Posted on May 21, 2023
Peripheral Nerve Stimulation (PNS) is revolutionizing pain management. PNS gives us the ability to treat many types of pain with direct stimulation of the specific nerves that are transmitting pain signals.
Ultimately for anything to hurt, the pain signal must be transmitted along nerves going first to the spinal cord and then the brain where it is interpreted.
In the past, we were only able to change the nerve conduction with spinal cord stimulation. This entailed surgical placement of “leads” (thin wires) in the spinal canal, which were attached to an implanted battery.
Now Peripheral Nerve Stimulation (PNS) makes it possible to alter the pain signal near the source of the pain so it is markedly diminished, leading to less pain.
Through PNS, it is finally possible to treat:
knee and shoulder arthritis pain
post surgical low back pain
post surgical knee pain, foot and ankle pain
as well as many other types of pain.
There are literally hundreds of nerves in the body that can be stimulated to control pain. Often, we begin by blocking the affected nerve at the bedside under ultrasound to determine the pain pathway.

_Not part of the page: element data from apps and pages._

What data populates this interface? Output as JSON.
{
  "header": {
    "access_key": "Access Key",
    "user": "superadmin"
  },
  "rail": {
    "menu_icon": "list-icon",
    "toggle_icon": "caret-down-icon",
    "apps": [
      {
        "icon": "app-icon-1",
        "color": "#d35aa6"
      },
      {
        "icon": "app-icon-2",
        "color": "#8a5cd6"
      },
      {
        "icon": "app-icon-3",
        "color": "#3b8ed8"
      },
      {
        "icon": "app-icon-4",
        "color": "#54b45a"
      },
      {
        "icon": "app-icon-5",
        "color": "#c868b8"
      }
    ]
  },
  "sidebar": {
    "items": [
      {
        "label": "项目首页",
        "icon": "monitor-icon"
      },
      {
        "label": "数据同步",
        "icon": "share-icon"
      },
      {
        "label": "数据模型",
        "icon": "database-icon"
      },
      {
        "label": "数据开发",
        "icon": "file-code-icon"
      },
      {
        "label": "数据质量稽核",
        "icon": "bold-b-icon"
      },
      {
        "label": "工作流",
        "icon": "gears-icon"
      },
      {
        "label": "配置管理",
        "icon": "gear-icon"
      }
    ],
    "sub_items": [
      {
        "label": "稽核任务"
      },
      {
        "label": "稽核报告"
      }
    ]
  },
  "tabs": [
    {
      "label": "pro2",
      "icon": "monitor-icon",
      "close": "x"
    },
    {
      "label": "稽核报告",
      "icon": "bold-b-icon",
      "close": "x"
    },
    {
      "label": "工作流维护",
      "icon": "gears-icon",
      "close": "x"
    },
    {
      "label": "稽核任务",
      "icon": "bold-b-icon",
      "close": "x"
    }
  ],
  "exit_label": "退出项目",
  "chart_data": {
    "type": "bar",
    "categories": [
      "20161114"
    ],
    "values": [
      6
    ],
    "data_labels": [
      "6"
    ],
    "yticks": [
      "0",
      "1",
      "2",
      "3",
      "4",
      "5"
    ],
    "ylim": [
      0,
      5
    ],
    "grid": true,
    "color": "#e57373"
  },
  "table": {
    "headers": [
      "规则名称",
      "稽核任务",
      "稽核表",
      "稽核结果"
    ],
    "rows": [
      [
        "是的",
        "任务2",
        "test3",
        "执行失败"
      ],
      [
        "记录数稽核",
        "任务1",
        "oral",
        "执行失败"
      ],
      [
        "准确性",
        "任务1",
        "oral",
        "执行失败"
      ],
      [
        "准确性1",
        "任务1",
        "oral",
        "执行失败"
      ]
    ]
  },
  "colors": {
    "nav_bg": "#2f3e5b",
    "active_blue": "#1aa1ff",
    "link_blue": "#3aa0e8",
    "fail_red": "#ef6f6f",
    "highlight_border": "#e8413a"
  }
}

Since arthritis pain is also transmitted by specific nerves, it is possible to treat certain types of arthritis pain for patients who are not surgical candidates with this method. This can work especially well for knee and shoulder arthritis pain.
Once we have identified the nerve pathway, we proceed with a week of trial simulation. In the procedure room using X-ray guidance, we place a thin wire through a needle next to the affected nerve. Once the device is tested and working properly, it is securely taped into place.
With an external battery stimulator in place, you are able to assess Peripheral Nerve Stimulation for up to one week. During that time, it may need to be reprogrammed to achieve pain relief. You will be evaluated one week later, at which time the wire lead is easily retracted.
If there is clearly more than 50% pain relief, it is reasonable to then proceed to the permanent stimulator implant. The implant is a minor, superficial procedure involving only two small incisions with minimal procedural discomfort.
With the PNS permanent stimulator, there is no battery power source that will ever need replacing. However, it is necessary to wear an external unit to transmit the energy to the stimulator wire receiver. Special wearables have been designed to accomplish this easily.
To learn more, or for an assessment for yourself or someone you know, call 239-437-8000 or visit: APMSS.net.